Skip to main content

Together we are beating cancer

Donate now
  • Health & Medicine

Welsh study set to accelerate search for new brain cancer treatment

The Cancer Research UK logo
by Cancer Research UK | News

11 August 2003

0 comments 0 comments

Artificially creating brain cancer cells by manipulating normal brain cells in the lab could pave the way to new treatments for the disease, a Cancer Research UK study reveals1.

Using human brain cells grown in dishes in the lab, the Cardiff-based scientists, have been the first to create a model of malignant glioma that mimics the molecular events thought to occur when people develop this type of tumour.

Malignant glioma is the most common brain cancer and is notoriously difficult to treat. But researchers believe the model, which provides a realistic view of what happens during glioma development, will speed up the search for new drugs to treat the disease.

Study author Prof David Wynford-Thomas, a Cancer Research UK scientist from the University of Wales College of Medicine in Cardiff says: “The development of brain cancer in humans is a very complex process but we’ve managed to recreate the key genetic steps in the lab to give us a unique insight into the disease.

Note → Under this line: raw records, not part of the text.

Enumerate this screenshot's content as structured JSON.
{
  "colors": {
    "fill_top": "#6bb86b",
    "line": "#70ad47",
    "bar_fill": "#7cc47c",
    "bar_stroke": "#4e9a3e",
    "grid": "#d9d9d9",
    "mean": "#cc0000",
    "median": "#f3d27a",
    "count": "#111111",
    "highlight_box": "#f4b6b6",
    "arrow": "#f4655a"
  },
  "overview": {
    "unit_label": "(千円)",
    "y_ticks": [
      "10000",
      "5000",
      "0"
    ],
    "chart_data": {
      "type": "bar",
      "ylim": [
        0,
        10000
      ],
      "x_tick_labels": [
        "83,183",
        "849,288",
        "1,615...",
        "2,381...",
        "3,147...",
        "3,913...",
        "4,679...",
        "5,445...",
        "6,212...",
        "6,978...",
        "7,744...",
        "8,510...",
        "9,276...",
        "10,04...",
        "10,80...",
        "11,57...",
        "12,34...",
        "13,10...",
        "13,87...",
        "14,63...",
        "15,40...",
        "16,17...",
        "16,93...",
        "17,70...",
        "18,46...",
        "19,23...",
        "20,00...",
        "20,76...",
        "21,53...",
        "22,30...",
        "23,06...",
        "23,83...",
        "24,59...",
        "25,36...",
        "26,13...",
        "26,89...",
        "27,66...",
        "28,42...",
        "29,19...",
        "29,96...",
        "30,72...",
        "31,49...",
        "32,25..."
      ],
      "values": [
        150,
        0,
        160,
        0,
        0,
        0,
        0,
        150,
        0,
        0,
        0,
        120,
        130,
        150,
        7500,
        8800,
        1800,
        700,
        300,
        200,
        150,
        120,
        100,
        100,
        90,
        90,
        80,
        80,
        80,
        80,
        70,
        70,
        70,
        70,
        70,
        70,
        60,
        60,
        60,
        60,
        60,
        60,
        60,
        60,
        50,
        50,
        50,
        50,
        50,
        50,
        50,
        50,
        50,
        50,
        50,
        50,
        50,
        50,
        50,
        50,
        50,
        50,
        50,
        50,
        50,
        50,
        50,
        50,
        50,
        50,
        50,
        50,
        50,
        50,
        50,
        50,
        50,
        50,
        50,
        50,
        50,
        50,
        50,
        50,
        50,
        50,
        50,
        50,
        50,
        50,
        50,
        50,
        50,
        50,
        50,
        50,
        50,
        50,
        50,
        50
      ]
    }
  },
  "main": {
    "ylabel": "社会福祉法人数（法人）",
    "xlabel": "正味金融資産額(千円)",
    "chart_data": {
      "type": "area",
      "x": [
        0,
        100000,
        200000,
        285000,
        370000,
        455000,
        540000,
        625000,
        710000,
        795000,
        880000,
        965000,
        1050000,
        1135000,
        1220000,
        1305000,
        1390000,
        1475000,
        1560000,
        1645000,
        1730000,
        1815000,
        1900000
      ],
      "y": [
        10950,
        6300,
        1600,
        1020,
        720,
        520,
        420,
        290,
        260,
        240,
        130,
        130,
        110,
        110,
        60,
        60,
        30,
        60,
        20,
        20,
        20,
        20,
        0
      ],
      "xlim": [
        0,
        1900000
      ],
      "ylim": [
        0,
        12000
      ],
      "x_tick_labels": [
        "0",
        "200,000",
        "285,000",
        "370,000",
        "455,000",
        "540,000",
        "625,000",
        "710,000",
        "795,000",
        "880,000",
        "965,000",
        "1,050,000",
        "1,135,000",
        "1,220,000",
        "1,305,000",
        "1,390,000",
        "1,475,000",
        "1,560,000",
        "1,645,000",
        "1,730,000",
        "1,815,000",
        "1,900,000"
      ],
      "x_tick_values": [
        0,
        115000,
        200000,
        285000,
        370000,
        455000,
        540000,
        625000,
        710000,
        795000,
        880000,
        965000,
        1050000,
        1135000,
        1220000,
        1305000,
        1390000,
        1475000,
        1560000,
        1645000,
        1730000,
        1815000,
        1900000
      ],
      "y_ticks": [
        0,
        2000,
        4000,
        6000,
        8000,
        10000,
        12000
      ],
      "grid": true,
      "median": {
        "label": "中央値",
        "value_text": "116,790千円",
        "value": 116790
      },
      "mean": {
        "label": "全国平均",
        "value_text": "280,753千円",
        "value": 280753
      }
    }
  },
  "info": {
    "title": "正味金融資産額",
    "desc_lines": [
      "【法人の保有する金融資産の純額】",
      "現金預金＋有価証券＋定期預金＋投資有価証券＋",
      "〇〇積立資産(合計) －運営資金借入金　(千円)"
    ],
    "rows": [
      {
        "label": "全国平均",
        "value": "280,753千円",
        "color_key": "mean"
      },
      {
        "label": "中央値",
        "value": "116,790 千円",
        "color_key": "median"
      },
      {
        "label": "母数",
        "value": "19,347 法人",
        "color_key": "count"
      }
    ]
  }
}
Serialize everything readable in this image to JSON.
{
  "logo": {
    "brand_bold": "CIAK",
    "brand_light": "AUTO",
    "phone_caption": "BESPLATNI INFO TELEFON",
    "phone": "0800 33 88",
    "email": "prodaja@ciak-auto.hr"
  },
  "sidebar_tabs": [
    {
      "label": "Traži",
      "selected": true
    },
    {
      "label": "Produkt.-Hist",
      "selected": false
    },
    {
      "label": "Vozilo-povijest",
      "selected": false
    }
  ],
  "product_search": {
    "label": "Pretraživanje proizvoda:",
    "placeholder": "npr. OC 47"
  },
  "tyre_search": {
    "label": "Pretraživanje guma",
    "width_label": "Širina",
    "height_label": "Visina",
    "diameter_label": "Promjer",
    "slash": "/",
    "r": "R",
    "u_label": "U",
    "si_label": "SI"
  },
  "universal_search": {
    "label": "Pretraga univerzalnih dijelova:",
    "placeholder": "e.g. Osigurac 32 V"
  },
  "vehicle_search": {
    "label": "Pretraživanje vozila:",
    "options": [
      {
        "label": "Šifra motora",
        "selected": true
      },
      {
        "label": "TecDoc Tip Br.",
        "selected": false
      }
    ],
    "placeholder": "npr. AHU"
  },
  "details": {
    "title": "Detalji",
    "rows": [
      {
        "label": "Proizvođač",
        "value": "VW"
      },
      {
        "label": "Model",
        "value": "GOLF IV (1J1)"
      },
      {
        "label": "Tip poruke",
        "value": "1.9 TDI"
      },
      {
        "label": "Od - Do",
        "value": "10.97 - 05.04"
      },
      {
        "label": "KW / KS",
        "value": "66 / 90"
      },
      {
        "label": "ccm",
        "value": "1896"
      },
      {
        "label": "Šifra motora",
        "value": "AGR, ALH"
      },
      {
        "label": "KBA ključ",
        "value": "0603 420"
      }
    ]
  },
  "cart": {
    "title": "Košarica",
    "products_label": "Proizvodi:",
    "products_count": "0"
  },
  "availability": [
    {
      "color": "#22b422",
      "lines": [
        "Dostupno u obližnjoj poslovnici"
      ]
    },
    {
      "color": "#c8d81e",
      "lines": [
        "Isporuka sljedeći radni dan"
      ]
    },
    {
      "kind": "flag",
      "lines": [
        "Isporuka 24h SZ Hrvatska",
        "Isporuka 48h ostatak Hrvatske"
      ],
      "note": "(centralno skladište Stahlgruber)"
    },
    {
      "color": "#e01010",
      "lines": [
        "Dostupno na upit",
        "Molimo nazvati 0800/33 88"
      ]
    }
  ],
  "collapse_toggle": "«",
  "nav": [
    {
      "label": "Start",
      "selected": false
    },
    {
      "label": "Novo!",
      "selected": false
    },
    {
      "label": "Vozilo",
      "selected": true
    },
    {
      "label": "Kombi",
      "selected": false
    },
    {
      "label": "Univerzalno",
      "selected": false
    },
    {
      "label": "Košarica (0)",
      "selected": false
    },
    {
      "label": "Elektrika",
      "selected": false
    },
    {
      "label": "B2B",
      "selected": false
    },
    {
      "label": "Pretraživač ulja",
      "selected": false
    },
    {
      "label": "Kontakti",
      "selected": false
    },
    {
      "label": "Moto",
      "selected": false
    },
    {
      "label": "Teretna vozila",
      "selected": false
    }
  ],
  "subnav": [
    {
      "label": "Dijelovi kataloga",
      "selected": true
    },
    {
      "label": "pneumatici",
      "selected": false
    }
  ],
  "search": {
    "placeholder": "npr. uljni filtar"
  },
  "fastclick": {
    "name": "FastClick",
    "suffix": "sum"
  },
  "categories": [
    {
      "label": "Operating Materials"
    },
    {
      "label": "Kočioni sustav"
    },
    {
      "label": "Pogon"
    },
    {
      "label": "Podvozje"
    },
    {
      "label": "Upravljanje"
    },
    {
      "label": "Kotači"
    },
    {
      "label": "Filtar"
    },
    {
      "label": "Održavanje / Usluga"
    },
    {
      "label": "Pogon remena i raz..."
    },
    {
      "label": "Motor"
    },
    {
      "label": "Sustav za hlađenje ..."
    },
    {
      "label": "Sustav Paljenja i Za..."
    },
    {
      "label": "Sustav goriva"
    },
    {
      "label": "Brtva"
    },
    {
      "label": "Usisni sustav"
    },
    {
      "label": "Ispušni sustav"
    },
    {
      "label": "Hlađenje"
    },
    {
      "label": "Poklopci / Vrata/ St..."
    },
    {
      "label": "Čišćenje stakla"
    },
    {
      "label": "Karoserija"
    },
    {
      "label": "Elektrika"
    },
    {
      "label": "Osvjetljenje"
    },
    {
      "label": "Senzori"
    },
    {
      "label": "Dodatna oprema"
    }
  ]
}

“Our model allows us to study the underlying mechanisms that turn normal brain cells into cancer cells and provides us with a valuable tool with which to design and test new drugs.”

Brain cancer develops when genes that limit the number of times a cell can divide are faulty – allowing cells to multiply endlessly.

“Normal brain cells have built-in mechanisms which limit their lifespan and stop them developing into cancer. If we can design drugs to restore these in brain tumours that have lost them then we can slow down the growth of cancer cells and even kill them,” says Prof Wynford-Thomas.

Scientists already knew that three key genes – p53, p16 and HTERT – were faulty in brain cancer. Previous research found p53 disrupted in early stage tumours and p16 and HTERT in later stage, suggesting that the genes might be damaged in a particular sequence as the disease progresses.

In this study, researchers recreated the sequence in the lab by manipulating normal brain cells. They allowed normal cells to multiply until they hit their natural limit and stopped dividing. The team then added a faulty p53 gene to the cells and found that they started to divide again.

In most of these cells a second in-built barrier halted the renewed division. But researchers found some cells were able to overcome this limit and carry on dividing because they had lost the function of the p16 gene. When these cells hit a third growth barrier, scientists added a faulty version of the HTERT gene, which transformed the cells into immortal cancer cells that grow and divide endlessly.

“Our model mimics the sequence of gene damage that occurs in patients with malignant glioma and could allow us to identify key drug targets for the disease.

“If we can counteract the effect caused by genes damaged early on in brain cancer we can stop the disease from becoming aggressive,” says another of the study’s authors Professor David Kipling, from the University of Wales College of Medicine.

Cancer Research UK’s Director of Clinical Research, Professor Robert Souhami says: “The team in Cardiff have produced a lab model of brain cancer that closely resembles what happens in patients at a genetic level and this will be a very valuable tool in investigating the disease.

“Brain cancer does not generally respond well to radiotherapy or chemotherapy and currently the prognosis for patients is poor. So any discovery that can help towards generating new drug targets for the disease is very welcome.”


  1. Cancer Research63 (16)